REQUIRED WORK
Please set out each line below exactly as it stands, without the images.

Dataset rows for apps and sites
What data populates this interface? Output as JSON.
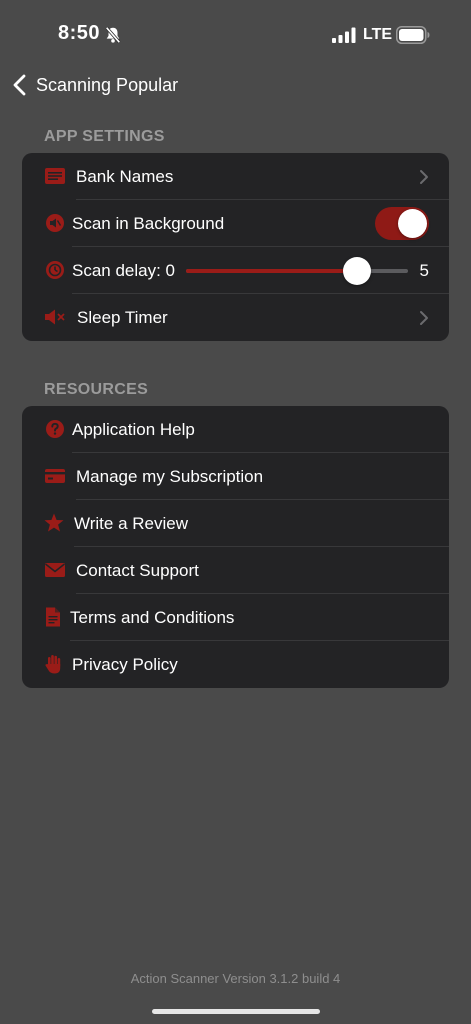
{
  "status_bar": {
    "time": "8:50",
    "network": "LTE"
  },
  "nav": {
    "back_label": "Scanning Popular"
  },
  "app_settings": {
    "header": "APP SETTINGS",
    "bank_names_label": "Bank Names",
    "scan_background_label": "Scan in Background",
    "scan_background_on": true,
    "scan_delay_label": "Scan delay: 0",
    "scan_delay_max": "5",
    "scan_delay_fraction": 0.77,
    "sleep_timer_label": "Sleep Timer"
  },
  "resources": {
    "header": "RESOURCES",
    "items": [
      {
        "label": "Application Help",
        "icon": "help-circle-icon"
      },
      {
        "label": "Manage my Subscription",
        "icon": "credit-card-icon"
      },
      {
        "label": "Write a Review",
        "icon": "star-icon"
      },
      {
        "label": "Contact Support",
        "icon": "envelope-icon"
      },
      {
        "label": "Terms and Conditions",
        "icon": "document-icon"
      },
      {
        "label": "Privacy Policy",
        "icon": "hand-icon"
      }
    ]
  },
  "footer": {
    "version": "Action Scanner Version 3.1.2 build 4"
  },
  "colors": {
    "accent": "#9a1c18",
    "background": "#4a4a4a",
    "group": "#232325"
  }
}
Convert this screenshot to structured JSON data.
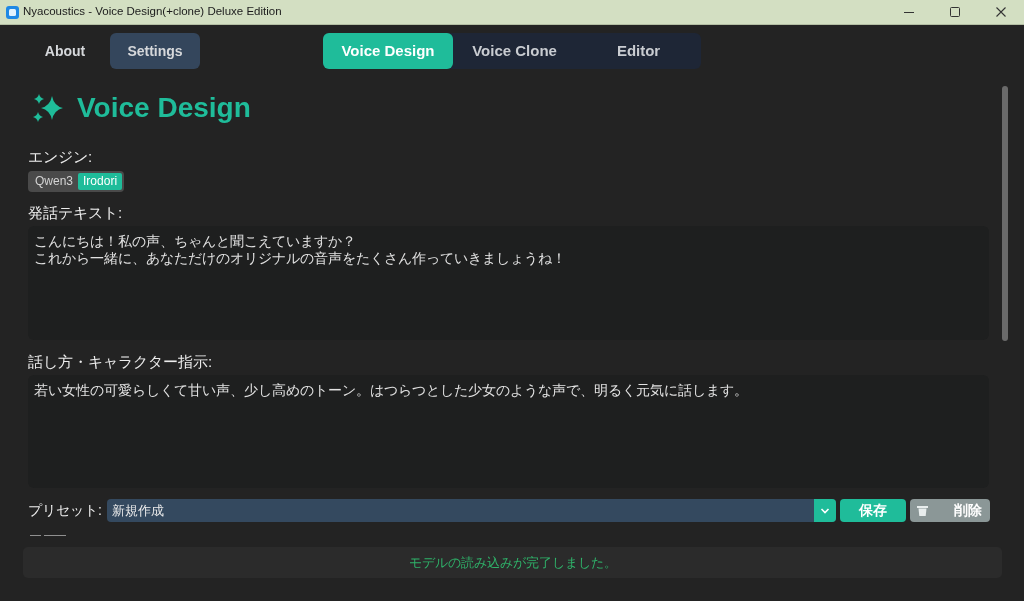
{
  "window": {
    "title": "Nyacoustics - Voice Design(+clone) Deluxe Edition"
  },
  "nav_buttons": [
    {
      "label": "About",
      "kind": "text"
    },
    {
      "label": "Settings",
      "kind": "filled"
    }
  ],
  "tabs": [
    {
      "label": "Voice Design",
      "selected": true
    },
    {
      "label": "Voice Clone",
      "selected": false
    },
    {
      "label": "Editor",
      "selected": false
    }
  ],
  "page": {
    "title": "Voice Design"
  },
  "engine": {
    "label": "エンジン:",
    "options": [
      {
        "label": "Qwen3",
        "selected": false
      },
      {
        "label": "Irodori",
        "selected": true
      }
    ]
  },
  "speech_text": {
    "label": "発話テキスト:",
    "lines": [
      "こんにちは！私の声、ちゃんと聞こえていますか？",
      "これから一緒に、あなただけのオリジナルの音声をたくさん作っていきましょうね！"
    ]
  },
  "style_prompt": {
    "label": "話し方・キャラクター指示:",
    "value": "若い女性の可愛らしくて甘い声、少し高めのトーン。はつらつとした少女のような声で、明るく元気に話します。"
  },
  "preset": {
    "label": "プリセット:",
    "value": "新規作成",
    "buttons": [
      {
        "label": "保存",
        "kind": "save"
      },
      {
        "label": "削除",
        "kind": "delete"
      }
    ]
  },
  "info_text": "— ——",
  "status_bar": {
    "text": "モデルの読み込みが完了しました。"
  }
}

YOUR SOLUTION
What data populates this interface? Output as JSON.
{
  "status_bar": {
    "time": "8:50",
    "network": "LTE"
  },
  "nav": {
    "back_label": "Scanning Popular"
  },
  "app_settings": {
    "header": "APP SETTINGS",
    "bank_names_label": "Bank Names",
    "scan_background_label": "Scan in Background",
    "scan_background_on": true,
    "scan_delay_label": "Scan delay: 0",
    "scan_delay_max": "5",
    "scan_delay_fraction": 0.77,
    "sleep_timer_label": "Sleep Timer"
  },
  "resources": {
    "header": "RESOURCES",
    "items": [
      {
        "label": "Application Help",
        "icon": "help-circle-icon"
      },
      {
        "label": "Manage my Subscription",
        "icon": "credit-card-icon"
      },
      {
        "label": "Write a Review",
        "icon": "star-icon"
      },
      {
        "label": "Contact Support",
        "icon": "envelope-icon"
      },
      {
        "label": "Terms and Conditions",
        "icon": "document-icon"
      },
      {
        "label": "Privacy Policy",
        "icon": "hand-icon"
      }
    ]
  },
  "footer": {
    "version": "Action Scanner Version 3.1.2 build 4"
  },
  "colors": {
    "accent": "#9a1c18",
    "background": "#4a4a4a",
    "group": "#232325"
  }
}
Convert this screenshot to structured JSON data.
{
  "window": {
    "title": "Nyacoustics - Voice Design(+clone) Deluxe Edition"
  },
  "nav_buttons": [
    {
      "label": "About",
      "kind": "text"
    },
    {
      "label": "Settings",
      "kind": "filled"
    }
  ],
  "tabs": [
    {
      "label": "Voice Design",
      "selected": true
    },
    {
      "label": "Voice Clone",
      "selected": false
    },
    {
      "label": "Editor",
      "selected": false
    }
  ],
  "page": {
    "title": "Voice Design"
  },
  "engine": {
    "label": "エンジン:",
    "options": [
      {
        "label": "Qwen3",
        "selected": false
      },
      {
        "label": "Irodori",
        "selected": true
      }
    ]
  },
  "speech_text": {
    "label": "発話テキスト:",
    "lines": [
      "こんにちは！私の声、ちゃんと聞こえていますか？",
      "これから一緒に、あなただけのオリジナルの音声をたくさん作っていきましょうね！"
    ]
  },
  "style_prompt": {
    "label": "話し方・キャラクター指示:",
    "value": "若い女性の可愛らしくて甘い声、少し高めのトーン。はつらつとした少女のような声で、明るく元気に話します。"
  },
  "preset": {
    "label": "プリセット:",
    "value": "新規作成",
    "buttons": [
      {
        "label": "保存",
        "kind": "save"
      },
      {
        "label": "削除",
        "kind": "delete"
      }
    ]
  },
  "info_text": "— ——",
  "status_bar": {
    "text": "モデルの読み込みが完了しました。"
  }
}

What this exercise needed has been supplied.